There are also myriad factors that doping just wouldn’t help with in ultrarunning, says Sharman: from tactics for handling nutrition and the weather, to running at night. “The longer and more extreme the race is then the less the physical side – that one % that doping can influence – will matter.”
While he says he would be surprised if any of those he knows among the elite ultrarunners were doping, it would be foolish to assume there’s no one doping in ultrarunning, and people have been caught. The two biggest prize-money races on the ultrarunning circuit are South Africa’s Comrades Marathon and Two Oceans Marathon. The top 10 runners can win money, so all have to take a drug test after the race. In 2012, Comrades winner Ludwick Mamabolo tested positive for a banned substance but was later cleared, while Two Oceans winner Natalia Volgina was stripped of her title in 2013 after being found guilty of using anabolic steroids.
“Clearly, it is happening where there’s the incentive,” he says, “but that’s also on the roads, rather than the trails. I think in my sport, everyone wants everyone else to do well.
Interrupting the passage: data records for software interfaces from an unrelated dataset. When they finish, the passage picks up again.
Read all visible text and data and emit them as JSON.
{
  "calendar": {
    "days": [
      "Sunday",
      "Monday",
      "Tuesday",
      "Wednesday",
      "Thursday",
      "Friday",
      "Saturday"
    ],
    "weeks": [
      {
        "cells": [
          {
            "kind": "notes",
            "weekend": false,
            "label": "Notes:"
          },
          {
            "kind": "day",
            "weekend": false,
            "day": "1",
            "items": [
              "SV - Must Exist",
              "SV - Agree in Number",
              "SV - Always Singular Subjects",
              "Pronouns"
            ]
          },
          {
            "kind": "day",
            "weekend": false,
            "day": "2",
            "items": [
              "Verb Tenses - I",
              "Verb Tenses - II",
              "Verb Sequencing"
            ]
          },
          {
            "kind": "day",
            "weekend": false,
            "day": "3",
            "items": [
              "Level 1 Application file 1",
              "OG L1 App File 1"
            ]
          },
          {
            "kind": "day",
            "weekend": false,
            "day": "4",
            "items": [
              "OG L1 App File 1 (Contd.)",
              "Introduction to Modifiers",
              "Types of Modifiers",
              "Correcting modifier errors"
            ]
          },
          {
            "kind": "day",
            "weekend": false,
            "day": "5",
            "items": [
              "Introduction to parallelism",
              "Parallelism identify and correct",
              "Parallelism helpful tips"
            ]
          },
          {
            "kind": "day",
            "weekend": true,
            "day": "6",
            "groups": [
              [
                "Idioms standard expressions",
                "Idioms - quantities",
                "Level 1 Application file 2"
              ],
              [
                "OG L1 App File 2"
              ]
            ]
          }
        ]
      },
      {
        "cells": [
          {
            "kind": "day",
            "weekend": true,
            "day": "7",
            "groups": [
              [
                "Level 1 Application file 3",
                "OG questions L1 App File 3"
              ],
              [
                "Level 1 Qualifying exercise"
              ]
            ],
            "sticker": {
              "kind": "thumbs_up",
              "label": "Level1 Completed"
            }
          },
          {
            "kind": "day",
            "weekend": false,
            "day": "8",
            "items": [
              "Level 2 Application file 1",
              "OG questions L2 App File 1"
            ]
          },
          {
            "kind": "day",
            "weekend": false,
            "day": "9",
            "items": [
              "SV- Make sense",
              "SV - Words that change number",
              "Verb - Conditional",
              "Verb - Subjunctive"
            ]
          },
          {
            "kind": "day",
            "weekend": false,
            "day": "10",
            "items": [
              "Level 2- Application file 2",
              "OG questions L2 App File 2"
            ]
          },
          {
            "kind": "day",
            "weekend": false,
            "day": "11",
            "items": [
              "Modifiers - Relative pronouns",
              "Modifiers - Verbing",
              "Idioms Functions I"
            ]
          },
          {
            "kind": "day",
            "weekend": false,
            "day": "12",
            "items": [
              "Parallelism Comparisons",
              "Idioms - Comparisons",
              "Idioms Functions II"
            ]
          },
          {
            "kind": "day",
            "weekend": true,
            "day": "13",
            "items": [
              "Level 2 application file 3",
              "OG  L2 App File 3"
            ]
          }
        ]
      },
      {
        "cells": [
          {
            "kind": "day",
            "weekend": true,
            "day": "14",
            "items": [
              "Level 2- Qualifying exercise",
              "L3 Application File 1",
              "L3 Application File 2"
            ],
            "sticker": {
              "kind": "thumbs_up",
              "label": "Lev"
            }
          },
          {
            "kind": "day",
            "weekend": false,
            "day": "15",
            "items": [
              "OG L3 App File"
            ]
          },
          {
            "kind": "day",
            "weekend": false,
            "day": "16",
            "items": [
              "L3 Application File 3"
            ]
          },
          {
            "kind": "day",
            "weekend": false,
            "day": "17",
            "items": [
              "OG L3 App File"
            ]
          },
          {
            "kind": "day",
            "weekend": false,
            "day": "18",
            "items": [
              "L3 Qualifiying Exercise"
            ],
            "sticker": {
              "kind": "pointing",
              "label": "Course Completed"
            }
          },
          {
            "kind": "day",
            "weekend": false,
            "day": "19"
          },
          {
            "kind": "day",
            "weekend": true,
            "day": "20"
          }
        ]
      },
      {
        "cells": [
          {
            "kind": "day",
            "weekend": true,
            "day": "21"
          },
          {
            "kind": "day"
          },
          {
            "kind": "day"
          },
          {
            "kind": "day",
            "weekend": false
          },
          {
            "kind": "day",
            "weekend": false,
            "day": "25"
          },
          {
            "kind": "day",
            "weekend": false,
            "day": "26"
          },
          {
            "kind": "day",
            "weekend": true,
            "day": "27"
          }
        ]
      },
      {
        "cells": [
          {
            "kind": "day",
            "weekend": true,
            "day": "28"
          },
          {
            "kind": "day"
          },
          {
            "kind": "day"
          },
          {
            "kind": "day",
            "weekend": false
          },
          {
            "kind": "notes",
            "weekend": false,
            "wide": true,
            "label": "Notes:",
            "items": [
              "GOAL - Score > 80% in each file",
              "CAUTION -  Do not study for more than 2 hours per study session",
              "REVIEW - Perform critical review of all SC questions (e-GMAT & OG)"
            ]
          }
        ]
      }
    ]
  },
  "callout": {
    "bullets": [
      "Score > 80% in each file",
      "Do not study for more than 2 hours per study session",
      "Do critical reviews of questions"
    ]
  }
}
I’m sure that will change over time as more money comes into the sport, but even if you had mega bucks in ultrarunning, I don’t see it ever becoming as it is in professional cycling.”